Unlike penicillamine, CLOVIQUETM is not recommended in cystinuria or rheumatoid arthritis. The absence of a sulfhydryl moiety renders it incapable of binding cystine and, therefore, it is of no use in cystinuria. In 15 patients with rheumatoid arthritis, trientine hydrochloride was reported not to be effective in improving any clinical or biochemical parameter after 12 weeks of treatment.
CLOVIQUETM is not indicated for treatment of biliary cirrhosis.
Please see full Prescribing Information for CLOVIQUETM Capsules.
You are encouraged to report negative side effects of prescription drugs to FDA. Visit www.FDA.gov/medwatch or call 1-800-FDA-1088. You may also contact Kadmon Pharmaceuticals, LLC at 1-877-377-7862 to report negative side effects.References:
Gaffney D, Fell GS, O'Reilly DS. ACP Best Practice No 163. Wilson's disease: acute and presymptomatic laboratory diagnosis and monitoring. J Clin Pathol. 2000;53(11):807-812.
European Association for Study of Liver. EASL clinical practice guidelines: Wilson's disease. J Hepatol. 2012;56(3):671-685.

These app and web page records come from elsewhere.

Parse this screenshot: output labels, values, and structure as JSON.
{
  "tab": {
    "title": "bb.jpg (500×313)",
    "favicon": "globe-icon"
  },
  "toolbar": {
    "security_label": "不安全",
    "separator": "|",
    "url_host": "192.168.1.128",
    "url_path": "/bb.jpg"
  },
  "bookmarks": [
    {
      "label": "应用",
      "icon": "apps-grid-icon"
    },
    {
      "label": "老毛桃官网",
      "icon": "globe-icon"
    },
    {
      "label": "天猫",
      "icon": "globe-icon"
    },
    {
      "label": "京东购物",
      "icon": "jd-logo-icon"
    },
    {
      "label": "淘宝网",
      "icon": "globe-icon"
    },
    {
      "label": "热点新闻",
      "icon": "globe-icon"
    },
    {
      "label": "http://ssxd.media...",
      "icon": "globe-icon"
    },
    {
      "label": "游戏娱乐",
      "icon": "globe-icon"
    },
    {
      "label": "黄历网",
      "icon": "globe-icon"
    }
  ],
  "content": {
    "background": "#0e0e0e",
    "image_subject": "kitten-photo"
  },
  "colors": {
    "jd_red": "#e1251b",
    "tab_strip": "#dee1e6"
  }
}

Clovique. Package Insert. Kadmon Pharmaceuticals, LLC; 2018.